_TASK OBJECTIVE_
From the listing that follows, extract every line and set it down unaltered.

★ ★ ★ ★ ★

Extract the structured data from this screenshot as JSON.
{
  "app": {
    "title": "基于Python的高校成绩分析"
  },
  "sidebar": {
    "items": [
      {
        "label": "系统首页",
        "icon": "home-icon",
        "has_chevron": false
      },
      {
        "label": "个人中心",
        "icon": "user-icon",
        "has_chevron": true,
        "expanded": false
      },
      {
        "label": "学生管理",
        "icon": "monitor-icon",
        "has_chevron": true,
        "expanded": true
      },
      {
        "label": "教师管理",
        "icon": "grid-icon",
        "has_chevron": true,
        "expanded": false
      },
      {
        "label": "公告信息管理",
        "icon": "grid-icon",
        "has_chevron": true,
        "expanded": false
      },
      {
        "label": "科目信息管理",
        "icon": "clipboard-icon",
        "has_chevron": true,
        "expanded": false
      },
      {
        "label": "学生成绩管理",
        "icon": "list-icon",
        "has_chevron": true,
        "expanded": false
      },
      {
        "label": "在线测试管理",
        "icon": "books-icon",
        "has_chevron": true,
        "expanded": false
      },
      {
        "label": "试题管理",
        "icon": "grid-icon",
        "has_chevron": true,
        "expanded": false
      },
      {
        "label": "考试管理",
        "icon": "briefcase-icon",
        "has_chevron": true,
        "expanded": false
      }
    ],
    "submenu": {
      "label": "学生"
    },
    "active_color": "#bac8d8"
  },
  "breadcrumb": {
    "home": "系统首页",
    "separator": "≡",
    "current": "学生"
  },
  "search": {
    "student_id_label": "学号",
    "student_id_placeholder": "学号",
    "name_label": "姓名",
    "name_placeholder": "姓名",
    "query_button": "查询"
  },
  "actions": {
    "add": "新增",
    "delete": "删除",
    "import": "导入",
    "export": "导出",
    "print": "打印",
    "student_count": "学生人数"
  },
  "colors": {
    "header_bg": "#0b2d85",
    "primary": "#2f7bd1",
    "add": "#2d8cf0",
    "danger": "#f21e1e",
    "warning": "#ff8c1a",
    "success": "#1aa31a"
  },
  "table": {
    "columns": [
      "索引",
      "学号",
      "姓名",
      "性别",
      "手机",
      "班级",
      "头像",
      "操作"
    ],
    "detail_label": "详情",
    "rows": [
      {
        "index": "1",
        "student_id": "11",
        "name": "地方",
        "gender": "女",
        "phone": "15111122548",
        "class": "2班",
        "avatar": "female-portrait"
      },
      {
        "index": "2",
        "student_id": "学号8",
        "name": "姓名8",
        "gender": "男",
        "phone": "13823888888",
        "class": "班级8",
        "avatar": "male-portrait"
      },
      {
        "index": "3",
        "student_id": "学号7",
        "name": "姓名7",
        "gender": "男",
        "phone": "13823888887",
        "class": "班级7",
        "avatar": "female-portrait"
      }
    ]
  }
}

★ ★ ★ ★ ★

_RESULT OF THE TASK_
Extract the structured data from this screenshot as JSON.
{
  "app": {
    "title": "基于Python的高校成绩分析"
  },
  "sidebar": {
    "items": [
      {
        "label": "系统首页",
        "icon": "home-icon",
        "has_chevron": false
      },
      {
        "label": "个人中心",
        "icon": "user-icon",
        "has_chevron": true,
        "expanded": false
      },
      {
        "label": "学生管理",
        "icon": "monitor-icon",
        "has_chevron": true,
        "expanded": true
      },
      {
        "label": "教师管理",
        "icon": "grid-icon",
        "has_chevron": true,
        "expanded": false
      },
      {
        "label": "公告信息管理",
        "icon": "grid-icon",
        "has_chevron": true,
        "expanded": false
      },
      {
        "label": "科目信息管理",
        "icon": "clipboard-icon",
        "has_chevron": true,
        "expanded": false
      },
      {
        "label": "学生成绩管理",
        "icon": "list-icon",
        "has_chevron": true,
        "expanded": false
      },
      {
        "label": "在线测试管理",
        "icon": "books-icon",
        "has_chevron": true,
        "expanded": false
      },
      {
        "label": "试题管理",
        "icon": "grid-icon",
        "has_chevron": true,
        "expanded": false
      },
      {
        "label": "考试管理",
        "icon": "briefcase-icon",
        "has_chevron": true,
        "expanded": false
      }
    ],
    "submenu": {
      "label": "学生"
    },
    "active_color": "#bac8d8"
  },
  "breadcrumb": {
    "home": "系统首页",
    "separator": "≡",
    "current": "学生"
  },
  "search": {
    "student_id_label": "学号",
    "student_id_placeholder": "学号",
    "name_label": "姓名",
    "name_placeholder": "姓名",
    "query_button": "查询"
  },
  "actions": {
    "add": "新增",
    "delete": "删除",
    "import": "导入",
    "export": "导出",
    "print": "打印",
    "student_count": "学生人数"
  },
  "colors": {
    "header_bg": "#0b2d85",
    "primary": "#2f7bd1",
    "add": "#2d8cf0",
    "danger": "#f21e1e",
    "warning": "#ff8c1a",
    "success": "#1aa31a"
  },
  "table": {
    "columns": [
      "索引",
      "学号",
      "姓名",
      "性别",
      "手机",
      "班级",
      "头像",
      "操作"
    ],
    "detail_label": "详情",
    "rows": [
      {
        "index": "1",
        "student_id": "11",
        "name": "地方",
        "gender": "女",
        "phone": "15111122548",
        "class": "2班",
        "avatar": "female-portrait"
      },
      {
        "index": "2",
        "student_id": "学号8",
        "name": "姓名8",
        "gender": "男",
        "phone": "13823888888",
        "class": "班级8",
        "avatar": "male-portrait"
      },
      {
        "index": "3",
        "student_id": "学号7",
        "name": "姓名7",
        "gender": "男",
        "phone": "13823888887",
        "class": "班级7",
        "avatar": "female-portrait"
      }
    ]
  }
}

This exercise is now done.